TO DO —
Each record is to be copied exactly as written.

PROVIDED DATA —
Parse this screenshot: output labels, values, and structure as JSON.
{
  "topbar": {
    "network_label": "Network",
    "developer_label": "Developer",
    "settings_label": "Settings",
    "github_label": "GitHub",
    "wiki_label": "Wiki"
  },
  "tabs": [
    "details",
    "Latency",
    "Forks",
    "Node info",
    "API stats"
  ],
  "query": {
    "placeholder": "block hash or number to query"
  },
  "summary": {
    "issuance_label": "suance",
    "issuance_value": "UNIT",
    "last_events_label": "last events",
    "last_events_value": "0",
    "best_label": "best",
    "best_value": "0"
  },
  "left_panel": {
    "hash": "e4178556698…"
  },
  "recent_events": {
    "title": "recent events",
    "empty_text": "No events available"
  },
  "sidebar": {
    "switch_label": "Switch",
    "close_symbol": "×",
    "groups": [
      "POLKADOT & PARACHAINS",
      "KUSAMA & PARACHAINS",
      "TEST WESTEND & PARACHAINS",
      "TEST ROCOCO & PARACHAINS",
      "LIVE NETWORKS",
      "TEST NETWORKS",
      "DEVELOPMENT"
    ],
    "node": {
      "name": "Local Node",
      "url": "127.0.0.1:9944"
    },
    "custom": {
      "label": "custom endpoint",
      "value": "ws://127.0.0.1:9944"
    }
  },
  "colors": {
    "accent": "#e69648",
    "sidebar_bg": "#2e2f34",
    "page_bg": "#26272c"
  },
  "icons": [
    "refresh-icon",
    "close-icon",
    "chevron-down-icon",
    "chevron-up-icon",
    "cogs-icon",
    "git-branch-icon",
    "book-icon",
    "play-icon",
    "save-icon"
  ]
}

SOLVED PROBLEM —
Parse this screenshot: output labels, values, and structure as JSON.
{
  "topbar": {
    "network_label": "Network",
    "developer_label": "Developer",
    "settings_label": "Settings",
    "github_label": "GitHub",
    "wiki_label": "Wiki"
  },
  "tabs": [
    "details",
    "Latency",
    "Forks",
    "Node info",
    "API stats"
  ],
  "query": {
    "placeholder": "block hash or number to query"
  },
  "summary": {
    "issuance_label": "suance",
    "issuance_value": "UNIT",
    "last_events_label": "last events",
    "last_events_value": "0",
    "best_label": "best",
    "best_value": "0"
  },
  "left_panel": {
    "hash": "e4178556698…"
  },
  "recent_events": {
    "title": "recent events",
    "empty_text": "No events available"
  },
  "sidebar": {
    "switch_label": "Switch",
    "close_symbol": "×",
    "groups": [
      "POLKADOT & PARACHAINS",
      "KUSAMA & PARACHAINS",
      "TEST WESTEND & PARACHAINS",
      "TEST ROCOCO & PARACHAINS",
      "LIVE NETWORKS",
      "TEST NETWORKS",
      "DEVELOPMENT"
    ],
    "node": {
      "name": "Local Node",
      "url": "127.0.0.1:9944"
    },
    "custom": {
      "label": "custom endpoint",
      "value": "ws://127.0.0.1:9944"
    }
  },
  "colors": {
    "accent": "#e69648",
    "sidebar_bg": "#2e2f34",
    "page_bg": "#26272c"
  },
  "icons": [
    "refresh-icon",
    "close-icon",
    "chevron-down-icon",
    "chevron-up-icon",
    "cogs-icon",
    "git-branch-icon",
    "book-icon",
    "play-icon",
    "save-icon"
  ]
}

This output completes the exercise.